Deuteronomy 4:1-2, 6-9 † Psalm 15 † James 1:17-27 †
Mark 7:1-8, 14-15, 21-23
It is probably not new to most of you that the 16th century reformer Martin Luther was not a fan of the book of James. In fact, he wanted to remove it from the New Testament canon. He didn’t think it belonged in the Bible. He didn’t think it should carry the force and authority of scripture.
Now, it may be news to more of you as to why he actually wanted to see it removed. It wasn’t because James was too focused on good works as a standard for true faith or true religion. It wasn’t because he saw it as being untrue to the arc of the Old Testament scriptures, including this text we have from Deuteronomy which is commentary on what it means to attend to the heart of the law—the commandments given to Moses on Sinai that were the heartbeat of Hebrew faith and the center of Jesus’ bible.

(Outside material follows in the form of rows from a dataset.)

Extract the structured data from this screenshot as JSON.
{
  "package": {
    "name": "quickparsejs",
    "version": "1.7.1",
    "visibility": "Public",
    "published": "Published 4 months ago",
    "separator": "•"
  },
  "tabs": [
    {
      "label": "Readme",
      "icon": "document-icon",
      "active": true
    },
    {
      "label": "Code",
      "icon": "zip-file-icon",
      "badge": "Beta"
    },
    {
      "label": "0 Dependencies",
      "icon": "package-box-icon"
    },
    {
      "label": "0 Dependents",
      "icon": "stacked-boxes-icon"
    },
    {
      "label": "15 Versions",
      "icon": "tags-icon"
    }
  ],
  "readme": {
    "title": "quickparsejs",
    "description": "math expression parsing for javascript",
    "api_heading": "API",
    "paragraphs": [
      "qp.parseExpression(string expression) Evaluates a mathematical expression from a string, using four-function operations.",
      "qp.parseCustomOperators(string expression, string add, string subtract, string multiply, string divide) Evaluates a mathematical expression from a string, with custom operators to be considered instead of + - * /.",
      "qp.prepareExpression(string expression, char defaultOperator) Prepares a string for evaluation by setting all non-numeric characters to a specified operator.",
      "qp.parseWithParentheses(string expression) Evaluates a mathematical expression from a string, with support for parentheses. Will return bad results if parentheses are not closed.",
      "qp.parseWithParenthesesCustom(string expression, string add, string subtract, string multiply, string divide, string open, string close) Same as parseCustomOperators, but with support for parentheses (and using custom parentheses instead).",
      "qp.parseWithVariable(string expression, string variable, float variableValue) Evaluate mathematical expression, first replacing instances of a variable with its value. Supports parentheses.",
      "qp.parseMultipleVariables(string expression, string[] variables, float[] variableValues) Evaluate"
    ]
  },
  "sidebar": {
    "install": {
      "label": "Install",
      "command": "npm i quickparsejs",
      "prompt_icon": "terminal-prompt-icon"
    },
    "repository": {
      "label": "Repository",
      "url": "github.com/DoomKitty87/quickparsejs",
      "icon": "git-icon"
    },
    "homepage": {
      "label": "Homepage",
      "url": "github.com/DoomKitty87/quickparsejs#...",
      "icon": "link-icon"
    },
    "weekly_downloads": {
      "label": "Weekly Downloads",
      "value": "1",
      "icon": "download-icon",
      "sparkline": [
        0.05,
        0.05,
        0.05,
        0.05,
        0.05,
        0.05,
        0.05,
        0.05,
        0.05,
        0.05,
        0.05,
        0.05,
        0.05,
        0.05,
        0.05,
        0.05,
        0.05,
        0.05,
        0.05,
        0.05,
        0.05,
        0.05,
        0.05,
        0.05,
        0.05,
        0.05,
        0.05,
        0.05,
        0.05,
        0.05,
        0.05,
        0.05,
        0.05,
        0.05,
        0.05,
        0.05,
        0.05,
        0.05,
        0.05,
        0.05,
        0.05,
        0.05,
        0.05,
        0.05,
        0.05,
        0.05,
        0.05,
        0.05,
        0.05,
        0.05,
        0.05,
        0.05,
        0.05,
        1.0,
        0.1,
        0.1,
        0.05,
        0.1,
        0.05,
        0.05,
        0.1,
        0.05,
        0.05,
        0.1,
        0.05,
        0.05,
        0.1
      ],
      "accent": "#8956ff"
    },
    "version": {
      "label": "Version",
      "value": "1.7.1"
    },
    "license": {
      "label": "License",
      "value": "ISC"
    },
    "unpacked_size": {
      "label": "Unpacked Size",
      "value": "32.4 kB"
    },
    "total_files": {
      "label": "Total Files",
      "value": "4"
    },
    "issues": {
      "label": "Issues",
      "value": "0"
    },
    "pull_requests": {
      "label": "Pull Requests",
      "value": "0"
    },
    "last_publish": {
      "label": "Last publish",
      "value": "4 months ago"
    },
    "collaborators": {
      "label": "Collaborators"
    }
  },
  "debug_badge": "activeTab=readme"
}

It wasn’t because he disagreed with James’ powerful summary that “Religion that is pure and undefiled before God... is this: to care for orphans and widows in their distress.”
Readings for this Sunday:
Esther 7:1-6, 9-10; 9:20-22 | Psalm 124 | James 5:13-20 | Mark 9:38-50
I hope you’ve had some opportunity to pay attention to the visit of Pope Francis this past week. I have to tell you, I am really drawn to this Pope, and every indication is that many others are as well, and our youth and young adults in particular. Watching some of the events and reading some of the stories this week has me convinced that there’s something afoot, a new sense of possibility, a rekindling of faith of all kinds as a way to get where we need to go, a way of preserving our present and restoring our future.
St. Andrew Sermons